*** PROVIDED INFORMATION ***
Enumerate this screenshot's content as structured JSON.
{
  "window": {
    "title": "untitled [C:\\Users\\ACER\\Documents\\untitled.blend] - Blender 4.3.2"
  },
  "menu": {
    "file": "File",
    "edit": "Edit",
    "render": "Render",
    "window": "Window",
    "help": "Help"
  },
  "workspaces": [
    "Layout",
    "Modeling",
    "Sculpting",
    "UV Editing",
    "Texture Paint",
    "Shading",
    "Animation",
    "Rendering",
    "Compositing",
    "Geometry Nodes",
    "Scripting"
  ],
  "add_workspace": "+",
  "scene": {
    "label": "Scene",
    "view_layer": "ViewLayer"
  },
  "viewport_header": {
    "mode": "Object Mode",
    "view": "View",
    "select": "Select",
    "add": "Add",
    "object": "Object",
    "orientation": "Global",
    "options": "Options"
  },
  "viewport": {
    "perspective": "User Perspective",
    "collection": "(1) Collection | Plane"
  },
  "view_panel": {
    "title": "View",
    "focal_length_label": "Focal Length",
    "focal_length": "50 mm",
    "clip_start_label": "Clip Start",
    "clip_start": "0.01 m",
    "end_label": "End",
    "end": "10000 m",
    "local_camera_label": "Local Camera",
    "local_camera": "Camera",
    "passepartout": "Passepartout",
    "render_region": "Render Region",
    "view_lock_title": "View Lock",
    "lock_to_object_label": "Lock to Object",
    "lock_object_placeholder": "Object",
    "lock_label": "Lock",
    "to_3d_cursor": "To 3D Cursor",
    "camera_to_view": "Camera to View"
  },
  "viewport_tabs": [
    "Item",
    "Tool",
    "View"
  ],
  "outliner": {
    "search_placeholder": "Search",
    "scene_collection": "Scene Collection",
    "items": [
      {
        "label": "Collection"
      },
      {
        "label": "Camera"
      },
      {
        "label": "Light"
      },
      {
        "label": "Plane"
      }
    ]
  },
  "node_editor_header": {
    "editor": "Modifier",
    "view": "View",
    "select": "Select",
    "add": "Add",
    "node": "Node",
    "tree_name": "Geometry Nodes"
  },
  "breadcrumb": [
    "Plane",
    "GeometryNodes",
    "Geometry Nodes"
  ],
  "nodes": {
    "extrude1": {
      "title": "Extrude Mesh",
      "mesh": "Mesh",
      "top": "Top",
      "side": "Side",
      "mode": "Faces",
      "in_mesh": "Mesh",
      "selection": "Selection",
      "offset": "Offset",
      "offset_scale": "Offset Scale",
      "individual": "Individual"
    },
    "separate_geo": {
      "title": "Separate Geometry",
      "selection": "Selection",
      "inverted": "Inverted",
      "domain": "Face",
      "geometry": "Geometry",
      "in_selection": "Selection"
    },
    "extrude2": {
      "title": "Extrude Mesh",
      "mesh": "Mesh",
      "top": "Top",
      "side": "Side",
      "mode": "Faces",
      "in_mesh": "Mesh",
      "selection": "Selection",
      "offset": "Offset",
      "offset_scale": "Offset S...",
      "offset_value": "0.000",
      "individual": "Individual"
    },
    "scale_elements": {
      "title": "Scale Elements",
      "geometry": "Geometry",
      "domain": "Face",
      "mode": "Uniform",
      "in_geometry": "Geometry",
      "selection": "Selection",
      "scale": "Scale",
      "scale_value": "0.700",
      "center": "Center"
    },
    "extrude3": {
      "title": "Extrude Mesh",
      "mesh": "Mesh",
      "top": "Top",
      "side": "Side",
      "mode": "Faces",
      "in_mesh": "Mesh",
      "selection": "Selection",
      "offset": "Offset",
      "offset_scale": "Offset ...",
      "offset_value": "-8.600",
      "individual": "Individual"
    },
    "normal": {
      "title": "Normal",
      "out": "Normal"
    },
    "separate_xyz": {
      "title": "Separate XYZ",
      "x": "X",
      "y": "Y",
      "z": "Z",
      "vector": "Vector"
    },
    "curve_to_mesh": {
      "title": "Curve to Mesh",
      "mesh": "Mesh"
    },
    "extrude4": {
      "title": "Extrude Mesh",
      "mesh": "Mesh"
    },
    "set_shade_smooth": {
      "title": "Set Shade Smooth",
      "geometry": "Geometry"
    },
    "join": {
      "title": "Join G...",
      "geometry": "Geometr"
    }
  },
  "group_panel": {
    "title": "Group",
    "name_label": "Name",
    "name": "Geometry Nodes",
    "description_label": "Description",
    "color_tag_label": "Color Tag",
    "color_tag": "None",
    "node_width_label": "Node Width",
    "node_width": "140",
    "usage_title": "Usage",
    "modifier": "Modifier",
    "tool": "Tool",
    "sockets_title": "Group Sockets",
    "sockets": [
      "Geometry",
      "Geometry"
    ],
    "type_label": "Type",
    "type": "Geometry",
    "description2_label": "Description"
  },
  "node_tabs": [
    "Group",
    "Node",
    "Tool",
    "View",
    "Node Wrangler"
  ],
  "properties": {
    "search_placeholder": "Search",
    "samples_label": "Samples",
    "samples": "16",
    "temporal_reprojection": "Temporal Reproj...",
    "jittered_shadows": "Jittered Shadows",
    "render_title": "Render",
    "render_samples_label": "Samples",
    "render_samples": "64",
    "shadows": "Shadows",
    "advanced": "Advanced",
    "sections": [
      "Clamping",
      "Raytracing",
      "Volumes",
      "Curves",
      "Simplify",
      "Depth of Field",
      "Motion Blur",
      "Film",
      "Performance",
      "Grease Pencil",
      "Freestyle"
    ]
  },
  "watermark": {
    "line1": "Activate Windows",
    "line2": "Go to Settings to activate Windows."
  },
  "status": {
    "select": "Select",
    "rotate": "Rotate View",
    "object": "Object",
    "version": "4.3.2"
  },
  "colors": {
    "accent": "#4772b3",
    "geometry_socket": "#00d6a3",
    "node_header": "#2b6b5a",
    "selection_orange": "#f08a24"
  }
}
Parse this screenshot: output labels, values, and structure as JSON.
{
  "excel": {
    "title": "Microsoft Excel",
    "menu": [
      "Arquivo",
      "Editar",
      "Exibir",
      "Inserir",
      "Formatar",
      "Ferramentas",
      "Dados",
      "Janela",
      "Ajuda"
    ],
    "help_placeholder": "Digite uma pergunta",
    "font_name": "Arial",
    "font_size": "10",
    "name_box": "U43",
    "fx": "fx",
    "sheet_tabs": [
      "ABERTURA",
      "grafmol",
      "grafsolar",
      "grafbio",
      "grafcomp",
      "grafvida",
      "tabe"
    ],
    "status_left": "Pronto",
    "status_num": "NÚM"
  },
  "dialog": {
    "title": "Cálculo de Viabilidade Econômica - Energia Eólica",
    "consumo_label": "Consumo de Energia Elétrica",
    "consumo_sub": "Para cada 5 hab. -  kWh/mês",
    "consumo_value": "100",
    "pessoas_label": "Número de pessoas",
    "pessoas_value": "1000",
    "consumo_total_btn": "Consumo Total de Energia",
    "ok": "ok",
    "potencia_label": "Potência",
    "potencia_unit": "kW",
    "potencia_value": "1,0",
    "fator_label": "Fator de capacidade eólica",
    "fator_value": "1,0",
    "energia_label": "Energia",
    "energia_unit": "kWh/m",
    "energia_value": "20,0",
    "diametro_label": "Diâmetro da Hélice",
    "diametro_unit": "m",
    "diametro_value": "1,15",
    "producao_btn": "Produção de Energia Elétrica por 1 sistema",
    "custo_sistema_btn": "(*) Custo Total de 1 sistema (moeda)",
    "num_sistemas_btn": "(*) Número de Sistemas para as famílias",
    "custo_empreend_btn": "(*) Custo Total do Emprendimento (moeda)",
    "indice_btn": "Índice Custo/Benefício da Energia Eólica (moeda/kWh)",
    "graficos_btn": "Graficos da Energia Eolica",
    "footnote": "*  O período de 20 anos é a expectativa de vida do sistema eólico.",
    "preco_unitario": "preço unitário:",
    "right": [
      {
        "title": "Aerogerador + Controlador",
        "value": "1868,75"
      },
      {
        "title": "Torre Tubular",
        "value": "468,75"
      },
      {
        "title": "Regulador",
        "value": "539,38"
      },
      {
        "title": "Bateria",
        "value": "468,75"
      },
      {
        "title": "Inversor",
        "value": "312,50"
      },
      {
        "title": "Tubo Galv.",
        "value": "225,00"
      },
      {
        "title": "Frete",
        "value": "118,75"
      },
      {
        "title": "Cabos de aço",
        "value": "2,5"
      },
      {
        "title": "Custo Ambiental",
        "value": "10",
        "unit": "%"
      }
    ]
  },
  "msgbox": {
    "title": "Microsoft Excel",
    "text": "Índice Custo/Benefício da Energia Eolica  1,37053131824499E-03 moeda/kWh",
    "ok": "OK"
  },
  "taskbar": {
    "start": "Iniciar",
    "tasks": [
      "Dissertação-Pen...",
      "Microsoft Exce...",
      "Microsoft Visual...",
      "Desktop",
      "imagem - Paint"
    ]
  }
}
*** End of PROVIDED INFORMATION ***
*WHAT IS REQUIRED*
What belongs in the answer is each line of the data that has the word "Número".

*THE ANSWER*
    "pessoas_label": "Número de pessoas",
    "num_sistemas_btn": "(*) Número de Sistemas para as famílias",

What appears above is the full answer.